Bulk Properties


·      This is a defined bulk property of a material

_ = density (kg m-3)
m = mass (kg)
V = volume (m3)




·      What experimental methods could you use to find density?

·      Volume can be confusing e.g. how many mm3 are there in 1 m3?
Consider a box 1m x 1m x 1m:
1m = 1000mm  therefore the volume in mm is:
1000 x 1000 x 1000 = 1 x 109 mm3
NOT 1000 mm3
If a material contains a mixture of materials of different densities, then the overall density can be found by:

_ = overall density (kg m-3)
V = overall volume (m3)
_A = density of material A (kg m-3)
_B = density of material B (kg m-3)
VA = volume of material A (m3)
VB = volume of material B (m3)

_=(__A V_A)/V+(__B V_B)/V





Hookes Law

·      The force required to stretch a spring is directly proportional to the extension

F = force applied to spring (N)
_L =  extension (measured from the original length) (m)
k = spring constant (Nm-1)




·      This applies as long as a spring is not stretched beyond its elastic limit

·      The elastic limit is the maximum force that can be applied before the spring is permanently deformed – if you take off the weights the spring will return to its original length. Any more than this and taking off the weights would leave the spring permanently stretched

The gradient in this region gives k

For 2 springs in parallel:

kt = k1 + k2

For 2 springs in series:

1/kt = (1/k1) + (1/k2)

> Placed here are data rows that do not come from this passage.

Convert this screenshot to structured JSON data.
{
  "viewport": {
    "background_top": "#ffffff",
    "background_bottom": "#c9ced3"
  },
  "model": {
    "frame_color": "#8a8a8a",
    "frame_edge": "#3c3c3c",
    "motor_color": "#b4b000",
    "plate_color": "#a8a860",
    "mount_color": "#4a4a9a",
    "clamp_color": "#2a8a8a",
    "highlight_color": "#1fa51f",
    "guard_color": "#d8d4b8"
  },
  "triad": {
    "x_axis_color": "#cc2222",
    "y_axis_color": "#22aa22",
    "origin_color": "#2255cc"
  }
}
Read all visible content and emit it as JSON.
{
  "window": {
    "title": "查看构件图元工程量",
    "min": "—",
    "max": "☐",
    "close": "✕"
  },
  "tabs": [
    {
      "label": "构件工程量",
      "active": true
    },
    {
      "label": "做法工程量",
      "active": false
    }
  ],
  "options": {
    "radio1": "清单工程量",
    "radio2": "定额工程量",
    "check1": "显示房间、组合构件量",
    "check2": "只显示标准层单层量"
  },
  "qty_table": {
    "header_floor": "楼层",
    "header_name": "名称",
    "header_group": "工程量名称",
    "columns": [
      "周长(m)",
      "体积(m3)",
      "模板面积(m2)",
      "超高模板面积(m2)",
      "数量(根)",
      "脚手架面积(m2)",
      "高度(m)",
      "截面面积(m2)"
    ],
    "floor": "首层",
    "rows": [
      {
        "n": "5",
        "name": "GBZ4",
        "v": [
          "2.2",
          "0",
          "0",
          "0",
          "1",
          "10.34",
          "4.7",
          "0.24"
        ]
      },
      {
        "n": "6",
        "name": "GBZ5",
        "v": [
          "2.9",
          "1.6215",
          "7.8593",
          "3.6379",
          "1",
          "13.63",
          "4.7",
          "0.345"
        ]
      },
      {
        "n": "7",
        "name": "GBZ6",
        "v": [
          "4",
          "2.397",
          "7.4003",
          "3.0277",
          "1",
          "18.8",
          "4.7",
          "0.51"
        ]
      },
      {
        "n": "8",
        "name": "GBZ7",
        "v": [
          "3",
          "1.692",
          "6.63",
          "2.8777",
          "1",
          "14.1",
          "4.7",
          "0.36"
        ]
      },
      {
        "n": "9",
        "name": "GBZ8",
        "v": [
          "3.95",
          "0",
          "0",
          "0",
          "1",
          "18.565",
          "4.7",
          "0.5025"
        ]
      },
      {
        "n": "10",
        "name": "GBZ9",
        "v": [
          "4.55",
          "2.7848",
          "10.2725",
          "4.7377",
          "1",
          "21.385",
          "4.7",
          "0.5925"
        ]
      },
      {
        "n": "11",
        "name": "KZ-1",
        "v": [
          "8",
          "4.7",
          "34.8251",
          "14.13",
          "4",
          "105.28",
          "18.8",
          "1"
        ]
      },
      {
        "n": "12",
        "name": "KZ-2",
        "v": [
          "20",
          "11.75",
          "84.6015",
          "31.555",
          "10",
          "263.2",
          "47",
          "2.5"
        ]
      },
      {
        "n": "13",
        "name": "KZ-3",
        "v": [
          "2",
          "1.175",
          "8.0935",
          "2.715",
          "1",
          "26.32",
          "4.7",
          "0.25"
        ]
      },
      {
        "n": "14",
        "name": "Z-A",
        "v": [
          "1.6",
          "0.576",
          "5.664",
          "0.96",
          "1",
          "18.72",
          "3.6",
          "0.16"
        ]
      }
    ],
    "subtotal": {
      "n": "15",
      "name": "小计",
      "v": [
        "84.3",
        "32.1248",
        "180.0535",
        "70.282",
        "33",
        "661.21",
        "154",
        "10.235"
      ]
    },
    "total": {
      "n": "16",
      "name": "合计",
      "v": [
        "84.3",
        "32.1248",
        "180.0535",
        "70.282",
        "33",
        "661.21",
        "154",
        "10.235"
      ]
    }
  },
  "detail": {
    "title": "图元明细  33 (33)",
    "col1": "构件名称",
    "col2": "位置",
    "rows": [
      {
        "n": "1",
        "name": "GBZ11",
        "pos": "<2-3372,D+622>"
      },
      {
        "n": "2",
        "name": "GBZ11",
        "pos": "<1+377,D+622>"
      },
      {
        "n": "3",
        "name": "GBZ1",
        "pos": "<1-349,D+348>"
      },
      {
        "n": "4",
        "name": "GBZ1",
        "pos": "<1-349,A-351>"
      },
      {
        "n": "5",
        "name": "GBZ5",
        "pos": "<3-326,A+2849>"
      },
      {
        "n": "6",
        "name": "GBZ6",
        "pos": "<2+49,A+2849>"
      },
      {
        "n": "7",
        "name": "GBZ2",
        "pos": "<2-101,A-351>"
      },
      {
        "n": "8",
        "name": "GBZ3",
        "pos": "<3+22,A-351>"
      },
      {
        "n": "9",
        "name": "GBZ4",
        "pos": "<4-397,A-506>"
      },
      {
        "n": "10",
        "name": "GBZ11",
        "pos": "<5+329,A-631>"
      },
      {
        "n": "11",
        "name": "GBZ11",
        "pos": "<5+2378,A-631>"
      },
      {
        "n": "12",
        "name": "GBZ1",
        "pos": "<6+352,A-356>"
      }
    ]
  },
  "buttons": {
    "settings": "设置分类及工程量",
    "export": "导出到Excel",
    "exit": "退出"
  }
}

E_p=1/2 F∆L=1/2 k_∆L_^2The energy stored in the spring is the area under the graph:

Young’s Modulus

·      A for a circular cross-section wire is πr2

Tensile strength applies to materials that are stretched

·      Compressive strength applies to materials that are compressed

·      Stress is a force per unit are a applied to a material

 _ = stress (Nm-2)
T = stretching of tensile force (N)
A = cross sectional area of material (m2)





·      _=_L/LStrain is a ratio of how much a material stretches compared to its original length under load

_ = strain (no units)
_L =  extension (measured from the original length) (m)
L = original length (m)



·      Stiffness is a measure of how much a material will stretch when placed under stress

·      Brittle materials have a high stiffness – they do not stretch much before breaking e.g. glass

·      Ductile materials have a low stiffness – they stretch a lot before breaking e.g. rubber

·      Searle’s apparatus for finding Young’s Modulus

_=_/_=TL/A∆L=" gradient of a stress strain graph" To measure stiffness we use the gradient of a stress-strain graph – this is called the Young’s Modulus and is another bulk property of a material measured in units of Pascals, Pa






Stress-Strain Curves for Different Materials

Label the following points on this stress – strain graph for a metal:

·      limit of proportionality

·      yield point

·      UTS – ultimate tensile strength

·      breaking point

·      region of elastic deformation

·      region of plastic deformation

Draw a sketch graphs for:

·      a very ductile material such as rubber

·      a very brittle material such as glass


Energy Stored in a Stretched Wire

·      Similar in principle to a spring – the bonds between atoms behave like springs upto the elastic limit – therefore can use the same principle to find the energy stored:

·      E_p=1/2 F∆L=1/2 k_∆L_^2The area under a Force –extension graph or:




·      Loading/unloading curves or hysteresis loops show the energy converted to heat (or work done) when a material is stretched:


To plot a graph like this, measurements of extension need to be taken when adding weights to a material and when removing them.

After plotting a graph like this, the work done to stretch the material is the area under the loading curve.


The work done by the material in regaining its original shape is the area under the unloading curve.


The difference between the two is energy that has been converted to heat in the material.